The triathlon community is a soft landing spot for a lot of world championship-caliber swimmers, bikers and runners. It is another challenge for the challenge junkies. It is how Hansen and Tour de France champion Lance Armstrong began hanging out. Hansen helps Lance with his starts from time to time.
“It was just so funny to me watching this guy trying to be perfect in the water,” Hansen said. “I told him, ‘Dude, it took me 30 years to be perfect in the water.’ ”
That struck him. Thirty years is a long time. You do not just walk away after 30 years.
I miss you. Is that weird to say?
Would you want to get together some time for a swim?
Missing something and falling back in love with it are two very different things. They call it a breakup because it is broken, after all.
So it was not just diving in and picking back up where he left off in 2008.
“I don’t think I was all of a sudden giddy over it again,” Hansen said. “There was a process for me there.”
The first part of the process was getting suits and goggles and caps. Then he started swimming, tentatively at first. He was not swimming with a comeback in mind. Most days, he felt like he was getting to know the sport all over again. Everything felt different — the blocks, the turn, the start.
“Everything felt weird,” he said. “I had to reteach myself my mindset going to the blocks. I used to just be so automatic, and now things weren’t automatic anymore. That has been the part I had to respect with the comeback.”
He was just swimming until one day he wasn’t. He was training for an Olympics. It was not “I’ll try” or “50 percent.” He did not juggle training around the rest of his new life. It was not like before, yet it was love nonetheless.
“I think the fact I really wholeheartedly committed myself to giving this a shot and making a comeback was the reason that I fell in love with it again,” Hansen said.
Want to go to London with me?
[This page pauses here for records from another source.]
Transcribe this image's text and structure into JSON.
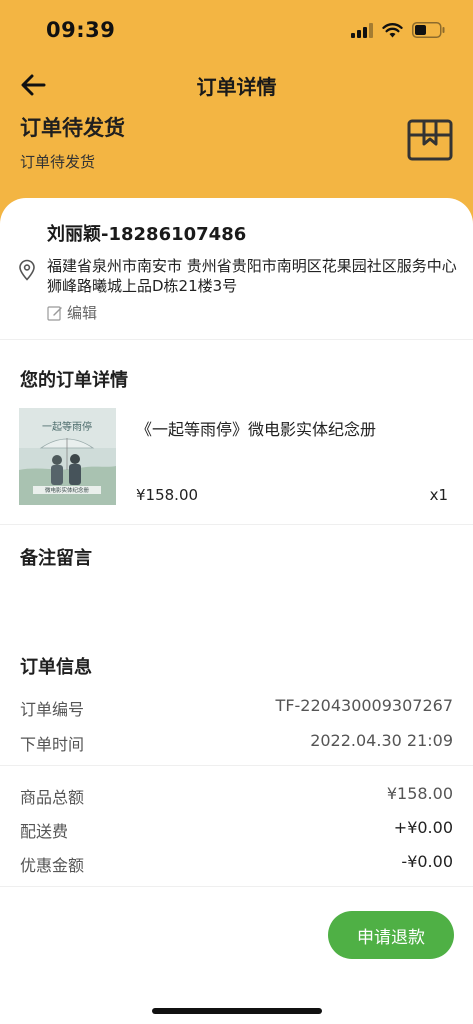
{
  "status_bar": {
    "time": "09:39"
  },
  "nav": {
    "title": "订单详情",
    "back_icon": "arrow-left-icon"
  },
  "order_status": {
    "title": "订单待发货",
    "subtitle": "订单待发货",
    "icon": "package-icon"
  },
  "address": {
    "name_phone": "刘丽颖-18286107486",
    "text": "福建省泉州市南安市 贵州省贵阳市南明区花果园社区服务中心 狮峰路曦城上品D栋21楼3号",
    "edit_label": "编辑"
  },
  "order_details": {
    "title": "您的订单详情",
    "item": {
      "name": "《一起等雨停》微电影实体纪念册",
      "price": "¥158.00",
      "qty": "x1",
      "image_text": "一起等雨停",
      "image_caption": "微电影实体纪念册"
    }
  },
  "remark": {
    "title": "备注留言"
  },
  "order_info": {
    "title": "订单信息",
    "rows": [
      {
        "label": "订单编号",
        "value": "TF-220430009307267"
      },
      {
        "label": "下单时间",
        "value": "2022.04.30 21:09"
      }
    ]
  },
  "amounts": [
    {
      "label": "商品总额",
      "value": "¥158.00"
    },
    {
      "label": "配送费",
      "value": "+¥0.00"
    },
    {
      "label": "优惠金额",
      "value": "-¥0.00"
    }
  ],
  "actions": {
    "refund_label": "申请退款"
  },
  "colors": {
    "header": "#F3B543",
    "accent_green": "#4FB045"
  }
}
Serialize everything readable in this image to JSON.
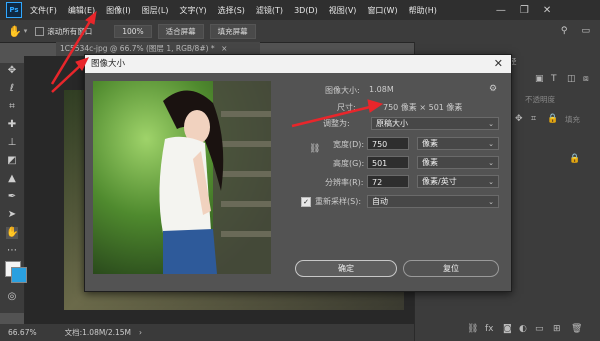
{
  "menubar": {
    "logo": "Ps",
    "items": [
      "文件(F)",
      "编辑(E)",
      "图像(I)",
      "图层(L)",
      "文字(Y)",
      "选择(S)",
      "滤镜(T)",
      "3D(D)",
      "视图(V)",
      "窗口(W)",
      "帮助(H)"
    ],
    "window_controls": [
      "—",
      "❐",
      "✕"
    ]
  },
  "options": {
    "checkbox_label": "滚动所有窗口",
    "zoom_value": "100%",
    "fit_screen": "适合屏幕",
    "fill_screen": "填充屏幕"
  },
  "document": {
    "tab_title": "1C5534c-jpg @ 66.7% (图层 1, RGB/8#) *",
    "tab_close": "×"
  },
  "statusbar": {
    "zoom": "66.67%",
    "doc_info": "文档:1.08M/2.15M",
    "arrow": "›"
  },
  "right_panel": {
    "tab_partial": "径",
    "opacity_label": "不透明度",
    "fill_label": "填充"
  },
  "dialog": {
    "title": "图像大小",
    "close": "✕",
    "image_size_label": "图像大小:",
    "image_size_value": "1.08M",
    "dimensions_label": "尺寸:",
    "dimensions_value": "750 像素 × 501 像素",
    "fit_to_label": "调整为:",
    "fit_to_value": "原稿大小",
    "width_label": "宽度(D):",
    "width_value": "750",
    "width_unit": "像素",
    "height_label": "高度(G):",
    "height_value": "501",
    "height_unit": "像素",
    "resolution_label": "分辨率(R):",
    "resolution_value": "72",
    "resolution_unit": "像素/英寸",
    "resample_label": "重新采样(S):",
    "resample_value": "自动",
    "ok_label": "确定",
    "reset_label": "复位"
  },
  "colors": {
    "annotation_arrow": "#e8262b",
    "accent": "#31a8ff",
    "dialog_bg": "#535353"
  }
}
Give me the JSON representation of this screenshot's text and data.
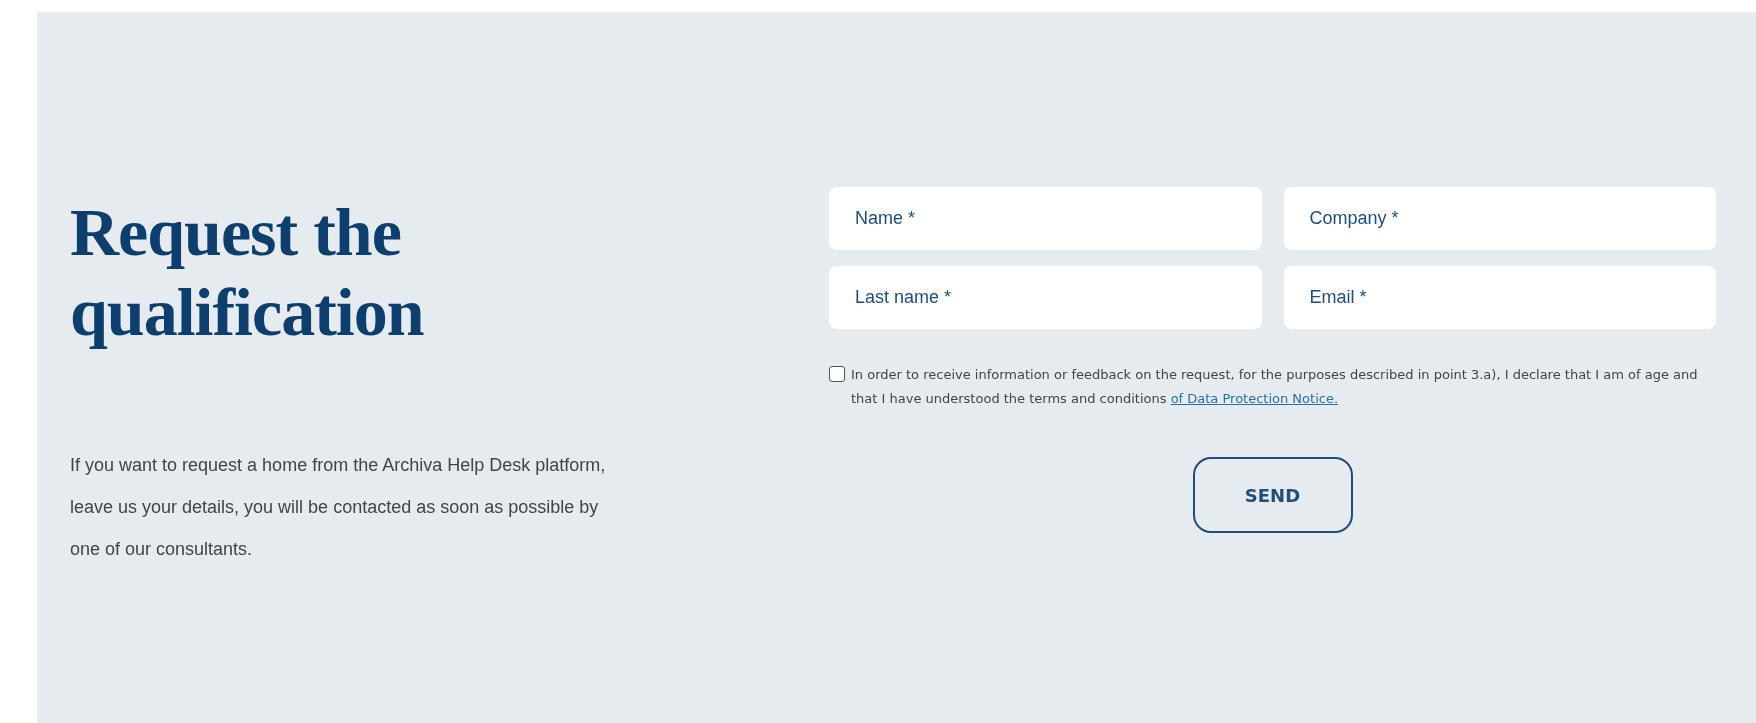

There are no guarantees for Hansen, even though he has been swimming fast. Eric Shanteau has been swimming fast, too, and trials typically deliver a kid nobody was expecting swimming his way into a spot many thought guaranteed for somebody else.
There is excitement among USA Swimming for Hansen, how he is looking and what he adds to the individual medley relay. There is also excitement from Hansen.
When he steps onto those blocks in Omaha, it will be with none of the questions that plagued him in Beijing. This is not all he has to show for himself. This is just the love of his life, and he feels he has been given a second chance.
“I think I am supposed to be here right now,” Hansen said. “I don’t want to get all crazy on you, but I just think this is the road I was supposed to take. I don’t know why, and I’m not really trying to figure it out. I just know right now this is where I want to be.”
Thanks for never giving up on us.